Hakeem Osinaike presented to the Committee a report on rent and management of the Lynton Close travellers’ site. He explained that Lynton Close was an Irish travellers community of settled families who rent pitches from Brent Council on which they live in permanent mobile homes. The report set out progress that had been made against four key areas - financial inclusion, overcrowding, fire safety and anti-social behaviour- and the next steps to be taken.


In the discussion which followed members had an opportunity to scrutinise some of the site’s financial issues. With regards to rent collection and arrears, Mr Osinaike explained that in addition to Council rent, residents of Lynton Close were paying rent to a private mobile home provider. The implementation of a benefit cap had meant that some resident could not receive a full housing benefit and therefore were not in a position to pay the shortfall, thus resulting in an accumulation of arrears (total arrears figure was £238 000). He explained that although there were no plans to waive the arrears, the Council would not seek enforcement but would instead review rents of this site and will seek to propose to Cabinet a reduction of these charges to make the rents more affordable.

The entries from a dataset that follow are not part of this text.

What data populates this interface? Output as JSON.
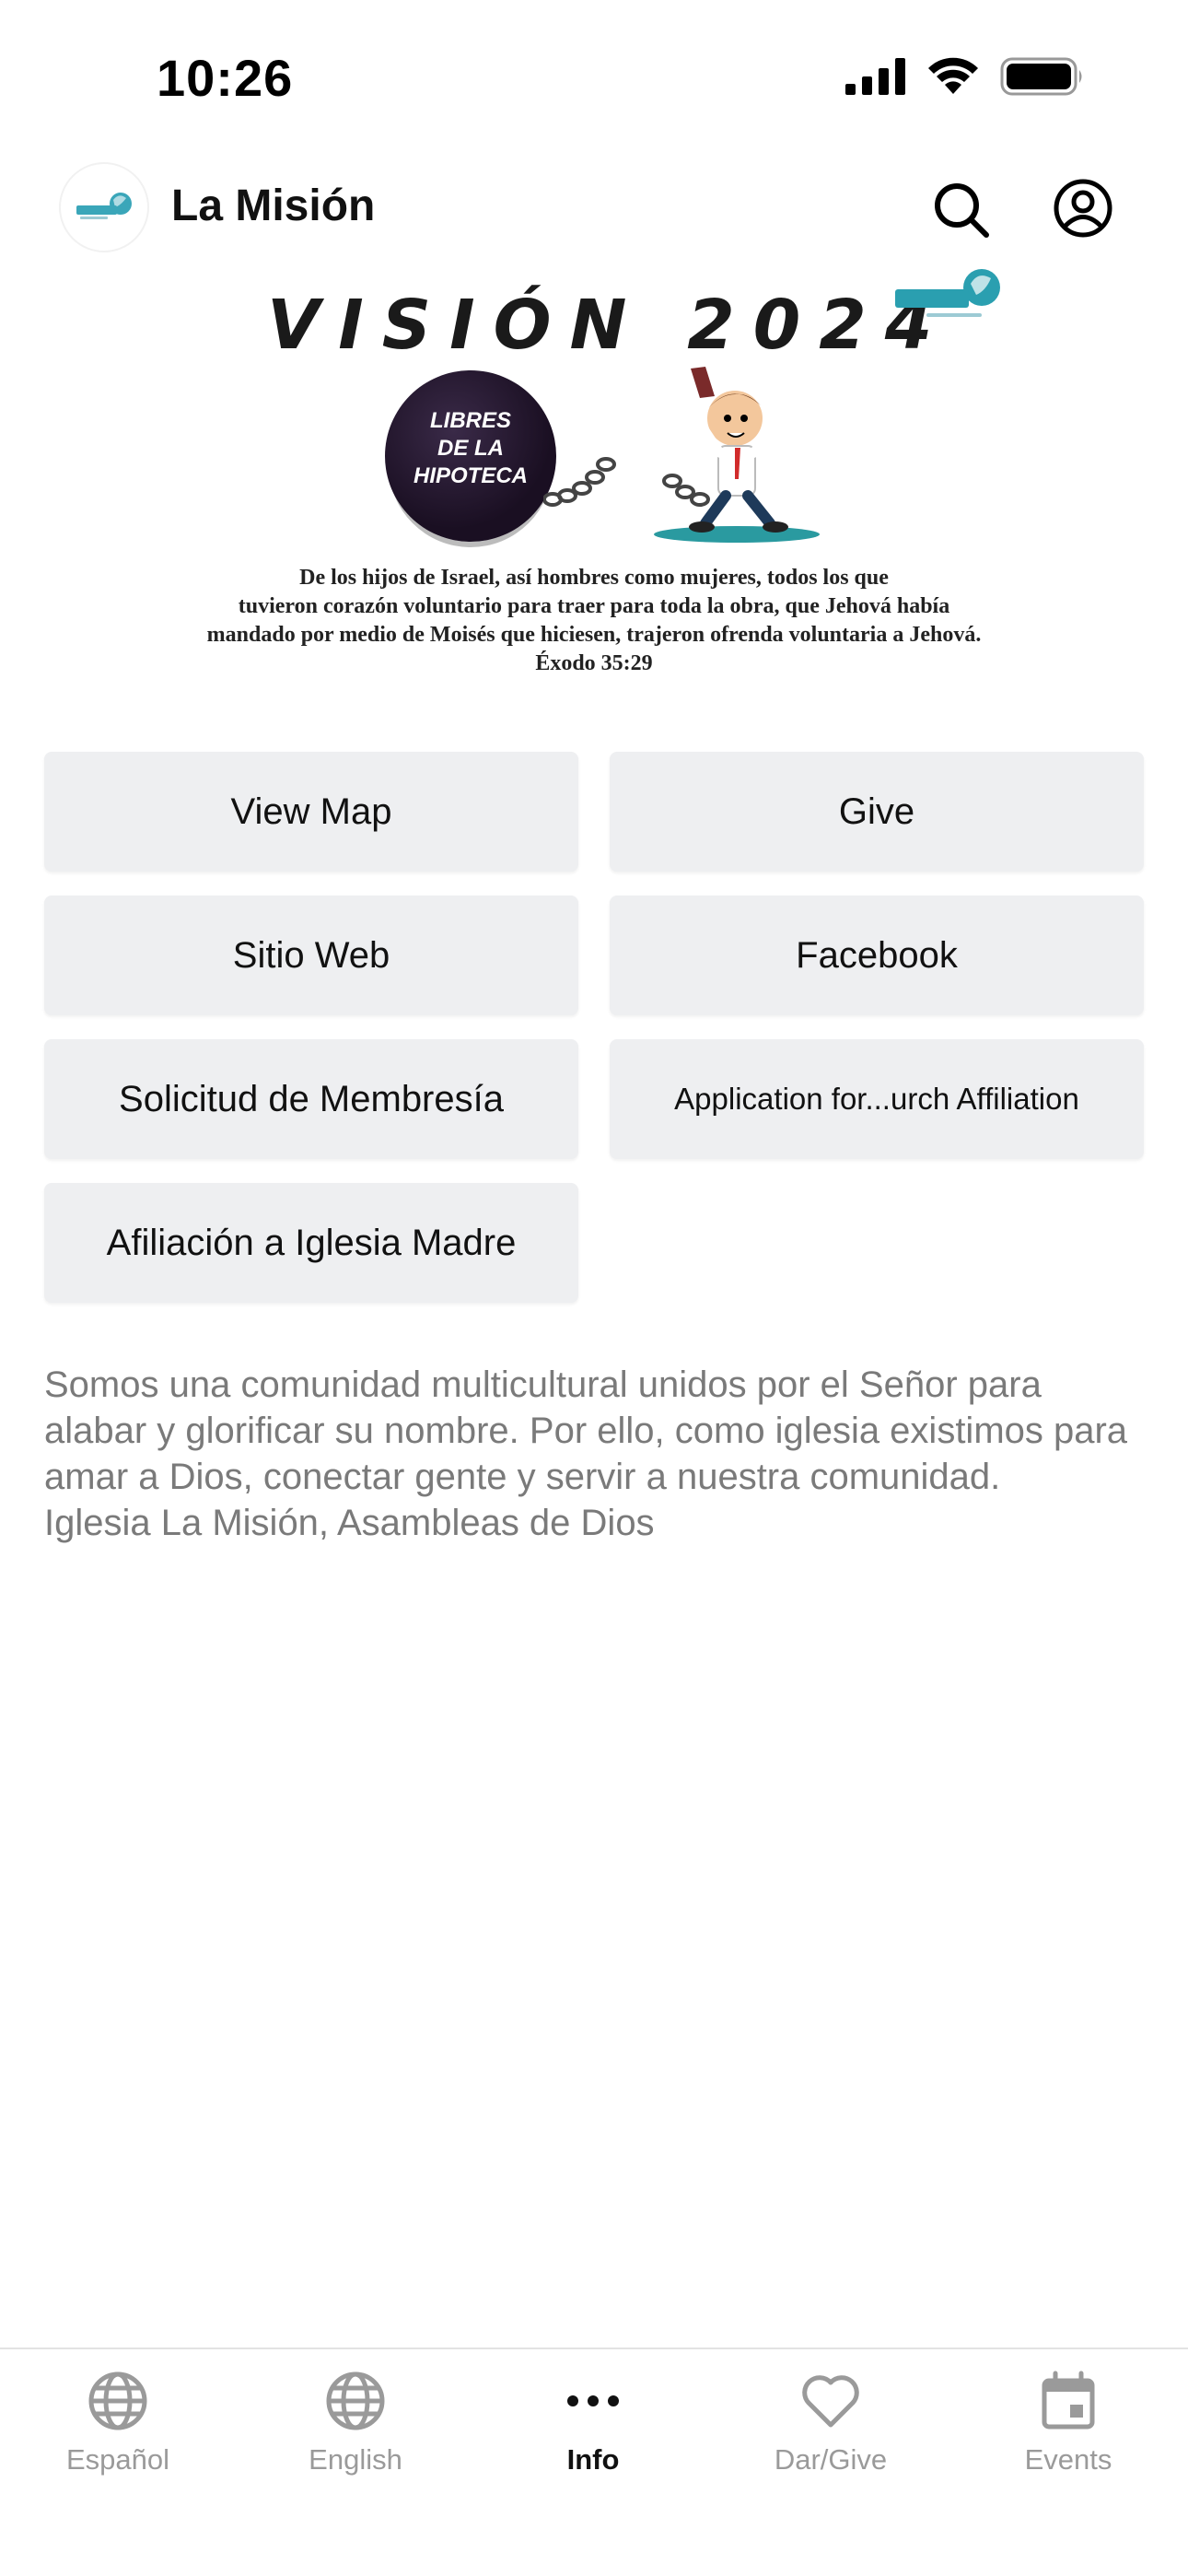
{
  "status_bar": {
    "time": "10:26"
  },
  "header": {
    "title": "La Misión"
  },
  "banner": {
    "title": "VISIÓN 2024",
    "ball_text": [
      "LIBRES",
      "DE LA",
      "HIPOTECA"
    ],
    "verse_lines": [
      "De los hijos de Israel, así hombres como mujeres, todos los que",
      "tuvieron corazón voluntario para traer para toda la obra, que Jehová había",
      "mandado por medio de Moisés que hiciesen, trajeron ofrenda voluntaria a Jehová.",
      "Éxodo 35:29"
    ]
  },
  "buttons": {
    "view_map": "View Map",
    "give": "Give",
    "sitio_web": "Sitio Web",
    "facebook": "Facebook",
    "solicitud": "Solicitud de Membresía",
    "application": "Application for...urch Affiliation",
    "afiliacion": "Afiliación a Iglesia Madre"
  },
  "description": {
    "body": "Somos una comunidad multicultural unidos por el Señor para alabar y glorificar su nombre. Por ello, como iglesia existimos para amar a Dios, conectar gente y servir a nuestra comunidad.",
    "signature": "Iglesia La Misión, Asambleas de Dios"
  },
  "tabs": [
    {
      "label": "Español",
      "icon": "globe-icon"
    },
    {
      "label": "English",
      "icon": "globe-icon"
    },
    {
      "label": "Info",
      "icon": "more-icon",
      "active": true
    },
    {
      "label": "Dar/Give",
      "icon": "heart-icon"
    },
    {
      "label": "Events",
      "icon": "calendar-icon"
    }
  ],
  "colors": {
    "button_bg": "#eeeff1",
    "text_secondary": "#7a7a7a",
    "tab_inactive": "#9a9a9a",
    "brand_teal": "#2a9fb0"
  }
}
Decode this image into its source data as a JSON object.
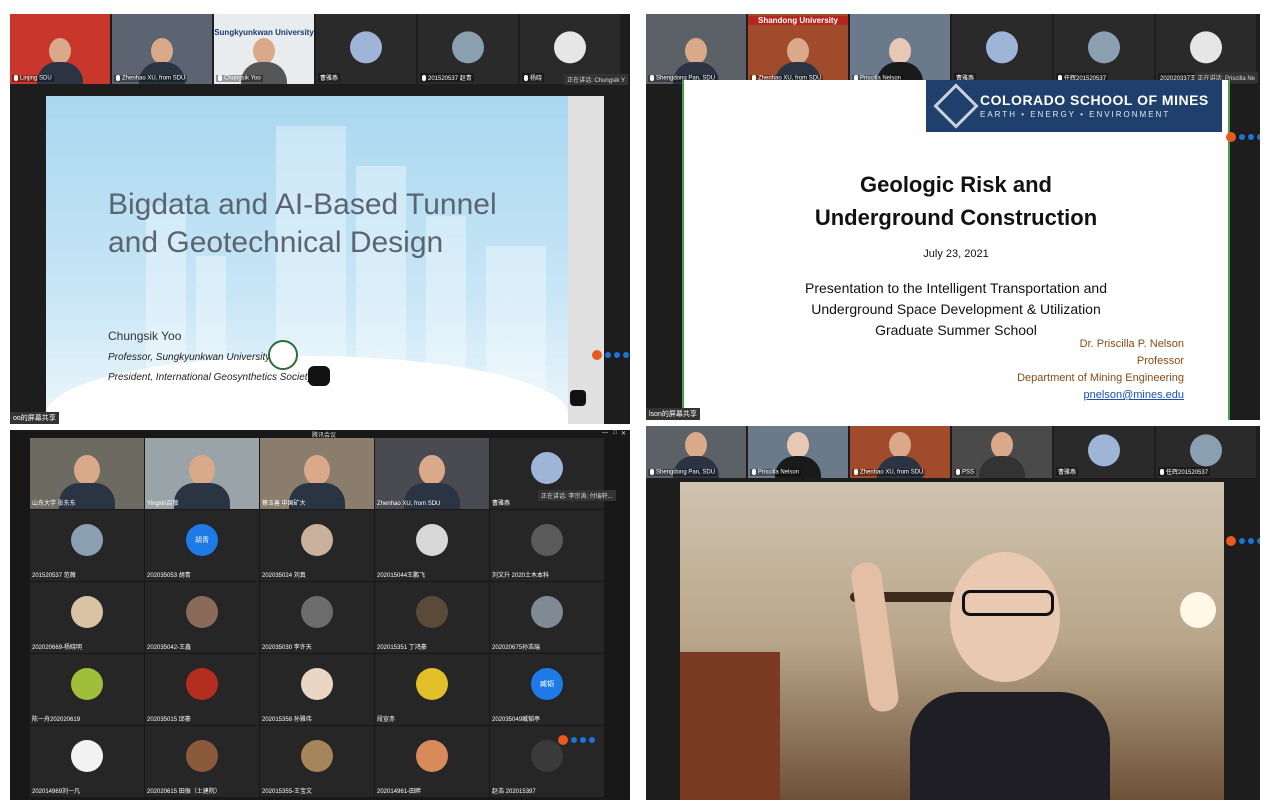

Furthermore, members asked questions on the contract with Oxfordshire County Council (OCC), which manages the site on behalf of Brent Council, what was included in it and how would planned future improvements be paid. Members heard that the cost of the OCC management constituted the greatest single cost and despite the competitive tendering exercise carried out on 2016 the procurement process did not generate any savings. Officers explained that no council tax money was being used in the scheme and in essence it was self-funded, with revenue gained from rents used to pay for the site management resulting in a net nil. Non-collection of rent, however, remained an area of high risk so the Council was

now in meetings with OCC to discuss the issue with the high cost of the contract and work was in progress. On the question on how improvements would be paid, Hakeem Osinaike explained that this would be done through the Capital programme. As a point of clarification, he explained that although money was available to spend, they were not ring-fenced and sat within the realm of HR.


In terms of overcrowding, the committee heard that this was largely a result of the constant movement of people to and from the site which made it difficult to keep track of the number of residents living in each property and caused issues for both current residents and the Council. In efforts to improve the situation the Council was putting together a team whose aim would be to visit the site, understand better the individual needs of each family and find appropriate housing options for them. The overall aim was to engage with residents and hear their views before coming with proposals on how best to improve the situation and tackle  ...  view the full minutes text for item 8.


Scope - task group on fire safety in social housing pdf icon PDF 265 KB

Additional documents:


The Committee unanimously agreed to have a task group on fire safety in social housing with an invitation to join to be extended to other Brent councillors.


Scrutiny Committee's Work Programme 2017-18 pdf icon PDF 136 KB

Additional documents:




Any other urgent business

Notice of items to be raised under this heading must be given in writing to the Head of Executive and Member Services or his representative before the meeting in accordance with Standing Order 64.